I imagine that Ben Lytal is living a particularly satisfying life. His first novel, A Map of Tulsa, was published by Penguin in April and was critically well-reviewed (links below!). A Harvard grad, his back-of-the-book blurb says he’s written for The Wall Street Journal, the London Review of Books, the LA Times, Bookforum, McSweeney’s, The Daily Beast, and The Nation, and that’s just a partial list, because I also happen to know that he’s written for The Paris Review and The New Yorker. He wrote as a student, also: here’s his review of 1999 review of Mariah Careys’ Rainbow in the Harvard Crimson for fun. He has balanced writing with teaching; here in Chicago, he’s an instructor with the University of Chicago’s Graham School. As one of his students, I can attest that Ben’s funny, likable, well-spoken and smart. The book jacket photo doesn’t do him justice.
Still, doing what you love and early success doesn’t guarantee that your book will be any good. So it was with bated breath that I read A Map of Tulsa. What if it was terrible? Good news. It is not terrible. It is a finely written, interesting, and insightful coming of age story, set over two summers.
In the first summer, 19-year old Jim Praley’s back in Tulsa after his freshman year in an east-coast college, and everything’s different. He drives the streets and highways, exploring the urban landscape. In a bar, he reconnects with high school “friends” and makes a new connection with Adrienne Booker – a beautiful artist and musician, high school drop-out, and member of a wealthy Tulsa family. Over the course of the summer, Jim’s entanglement with Adrienne leads him down strange new paths, and in September, he stands at the crossroads: to take a year off and stay in Tulsa, or go back to college? But Adrienne says, “I’m doing something I can’t share with you, Jim.”
Needless to say, he never forgets her. Adrienne is more than a girl to Jim, she is a lens through which he views his life. So it’s not surprising that he returns to Tulsa for the first time five years later, after receiving an email that Adrienne has been in a motorcycle accident. He arrives in the hospital and is immediately engulfed. Again, he sees a clear choice: stay with Adrienne and make a new life in Tulsa? Or leave her and Tulsa behind? And once again, the choice is an illusion.
That’s the plot synopsis, but most of the action takes place not in the plot progression, but in Jim’s thoughts and observations, and his character growth across the time span. There is an engaging feeling of tristesse, and a rueful appreciation for missed opportunity. The language is lovely and occasionally painful in its honesty.
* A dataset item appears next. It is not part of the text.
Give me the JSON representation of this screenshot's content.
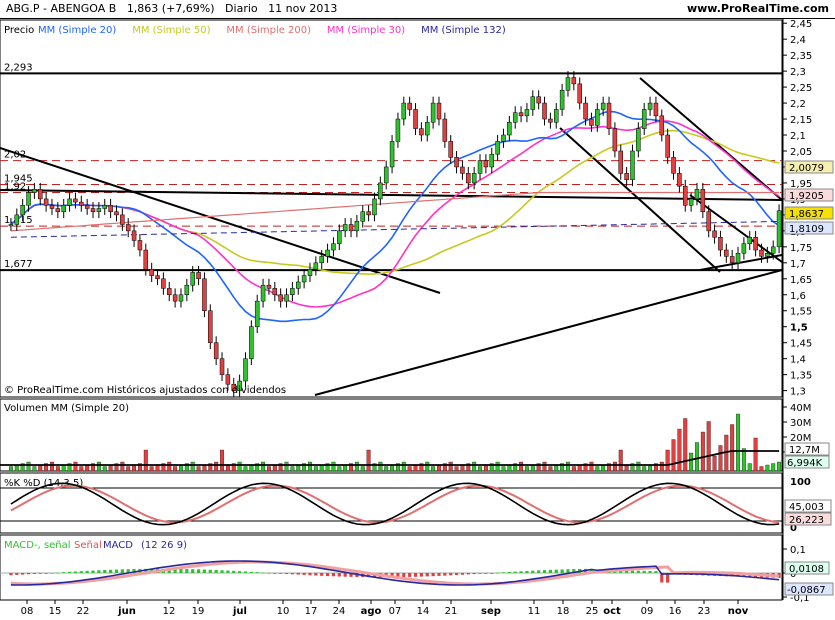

Jim Praley’s voice in the book sounds very much like Ben speaks. Like Ben, the Jim travels from Tulsa to Boston to New York. And of course, any debut novel is likely to draw heavily on personal experience. And so the question of autobiography is raised. In an interview (NYT Artsbeat Q&A), Ben calls the story a fantasy, but admits that Jim’s desire to spurn New York is one he shares. Still, what an author writes can be very revealing. I think the reader is safe in assuming that Benjamin Lytal was, like Jim Praley, a sensitive, thoughtful, and a bit fish-out-of-water young adult. More of Ben’s thoughts can be found in his comments on writing A Map of Tulsa in The Paris Review.
As noted above, critics have been positive, including: